A British IT businessman has decided to move his business away from Malta after his bank deposits were frozen following the MFSA’s money laundering clampdown on Satabank.
David * told Lovin Malta he started banking with the St Julians’ based bank after his request to Bank of Valletta to reactivate an old account fell on deaf ears.
“I was originally a resident in Malta in the late 2000s and had a bank account with BOV. It was horrible to set up, trying to get bank references from existing banks is near impossible and the whole process took months,” he recounted. “I couldn’t get a response from the BOV when I asked to reactivate my account [after returning to Malta] so I went with Sata. The joining included a video call, passport and address verification, the exact same process every other bank uses. I found them easy to use, their app worked well.”
David only got to know of problems at the bank when he tried to log into the Sata app to pay his staff but was told he was blocked from the system.
“I contacted the MFSA, who sent me a condescending load of drivel basically telling me nothing,” he said. “I then saw a statement saying how it was mostly foreigners affected and local people will be fine. Having substantial connections to the island, I can say that could not be further from the truth. While the account may be held by a foreign person, the people employed in Malta are very much Maltese. While they do not bank there, they are paid from said accounts.
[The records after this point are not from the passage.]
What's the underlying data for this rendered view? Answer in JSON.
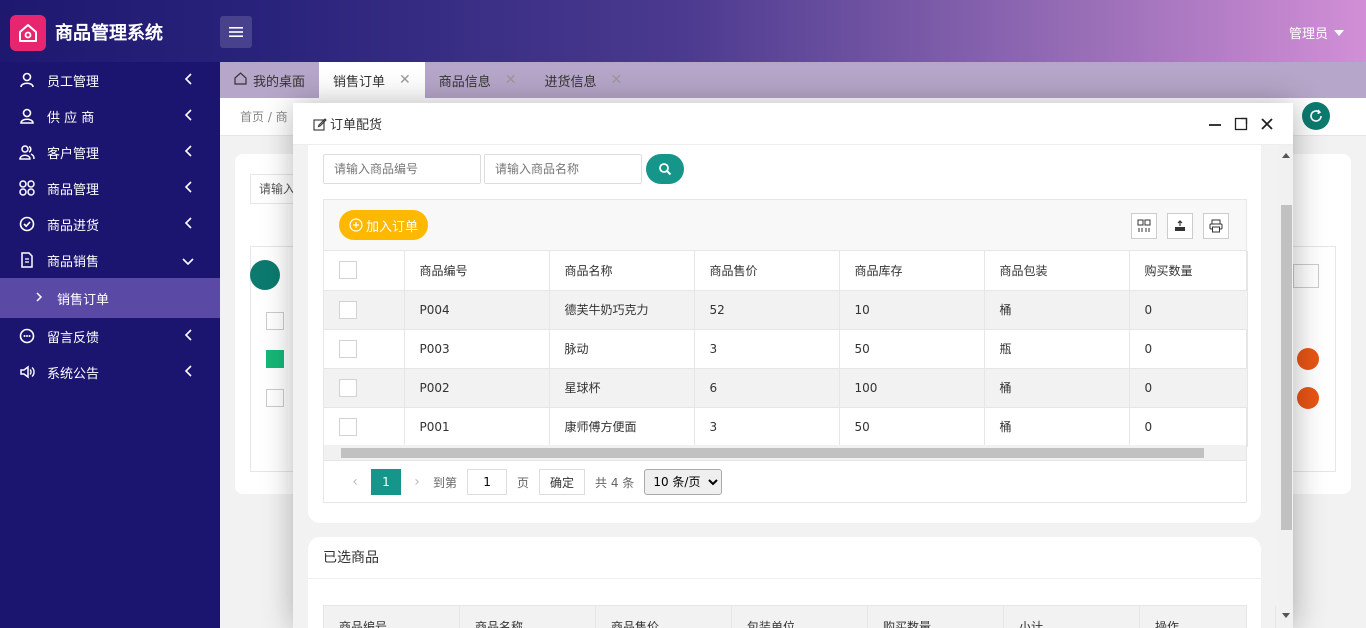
{
  "app": {
    "title": "商品管理系统",
    "user": "管理员"
  },
  "sidebar": {
    "items": [
      {
        "label": "员工管理"
      },
      {
        "label": "供 应 商"
      },
      {
        "label": "客户管理"
      },
      {
        "label": "商品管理"
      },
      {
        "label": "商品进货"
      },
      {
        "label": "商品销售"
      },
      {
        "label": "留言反馈"
      },
      {
        "label": "系统公告"
      }
    ],
    "sub_item": "销售订单"
  },
  "tabs": [
    {
      "label": "我的桌面"
    },
    {
      "label": "销售订单"
    },
    {
      "label": "商品信息"
    },
    {
      "label": "进货信息"
    }
  ],
  "background_page": {
    "breadcrumb": "首页 / 商",
    "search_partial": "请输入"
  },
  "modal": {
    "title": "订单配货",
    "search": {
      "code_placeholder": "请输入商品编号",
      "name_placeholder": "请输入商品名称"
    },
    "add_order_label": "加入订单",
    "columns": [
      "商品编号",
      "商品名称",
      "商品售价",
      "商品库存",
      "商品包装",
      "购买数量"
    ],
    "rows": [
      {
        "code": "P004",
        "name": "德芙牛奶巧克力",
        "price": "52",
        "stock": "10",
        "pack": "桶",
        "qty": "0"
      },
      {
        "code": "P003",
        "name": "脉动",
        "price": "3",
        "stock": "50",
        "pack": "瓶",
        "qty": "0"
      },
      {
        "code": "P002",
        "name": "星球杯",
        "price": "6",
        "stock": "100",
        "pack": "桶",
        "qty": "0"
      },
      {
        "code": "P001",
        "name": "康师傅方便面",
        "price": "3",
        "stock": "50",
        "pack": "桶",
        "qty": "0"
      }
    ],
    "pager": {
      "current": "1",
      "goto_label": "到第",
      "goto_value": "1",
      "page_label": "页",
      "confirm": "确定",
      "total": "共 4 条",
      "page_size": "10 条/页"
    },
    "selected": {
      "title": "已选商品",
      "columns": [
        "商品编号",
        "商品名称",
        "商品售价",
        "包装单位",
        "购买数量",
        "小计",
        "操作"
      ]
    }
  },
  "colors": {
    "accent": "#16968a",
    "sidebar": "#1b1570",
    "warning": "#ffb800"
  }
}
In our case we had less than €10,000 in our account, and I’m mystified why accounts with smaller balances could not have been exempted [from the asset freeze].”
“As for the future, I’m going up move all business away from Malta. It was once a friendly jurisdiction for legitimate tech companies but the regulator’s handling of this and other affairs has been clumsy and heavy-handed. With the additional competition from Eastern Europe for fintech I can’t see Malta realistically competing in the near term.”
Although the MFSA has assured Satabank clients that their money is safe, it also informed them it would likely take “several weeks” before they are able to access it. It added that the release of funds will be subject to unspecified controls and checks and that Satabank customers will have to provide details of another bank account in an EU/EEA jurisdiction opened in the same name as their Satabank accounts.
And David is just one of hundreds, if not thousands, of depositors who have been left in limbo in the wake of the MFSA’s clampdown.
A British financial services practitioner said that she was planning to move to Malta and that a leading Maltese corporate services firm had set up a Satabank account to act as her retirement fund.
Quite frankly, doing business would have to be easier and more trustworthy in Nigeria
“This was my retirement fund and I now cannot access my accounts,” she said. “To say I am worried is an understatement. This shambles has driven a stake through the heart of Malta’s reputation as a credible place to do business.”
“I am also awaiting my tax rebate, and waiting, and waiting. However, the bank details given for the tax rebate are Satabank’s and I am due to make my next tax payment at the end of this month. So not only will I be expected to pay more tax, while waiting a year or more for the last one, but I cannot access my funds to pay the tax bill. Nor do I have any confidence that Malta will actually pay me back the tax due – I have no trust left. Quite frankly, doing business would have to be easier and more trustworthy in Nigeria.”
Satabank co-owner Christo Giorgiev with Prime Minister Joseph Muscat
The saga has also impacted customers of LeoPay, a London-based fintech company which provides International money transfers and is owned by Satabank’s co-owner Christo Giorgiev. Following the MFSA’s clampdown on Satabank, a number of LeoPay customers found out that they could no longer make payments or that their accounts had been closed without warning.
“My client transferred a payment to my LeoPay account earlier this month but was told his money would be credited back to the sender’s account due to problems at SEPA (Single Euro Payments Area) and SWIFT transfers of Leopay,” a user told this website. “However, he never received his money back and [Leopay] unbelievably refuses to respond to my emails on this issue. The Maltese government must also be more serious and careful as they are ruining many people’s lives and businesses indirectly at the moment just to find some criminals. This should not be the way to do it.”
LeoPay confirmed that some of its clients’ deposits are held with Satabank but said this amounts to less than 1% of its customer base.
“We would like to apologise to those impacted customers and reassure them that we are working hard to rectify the situation. We would like to reiterate that there is no liquidity issue at LeoPay.”
*David’s surname has been left out at his request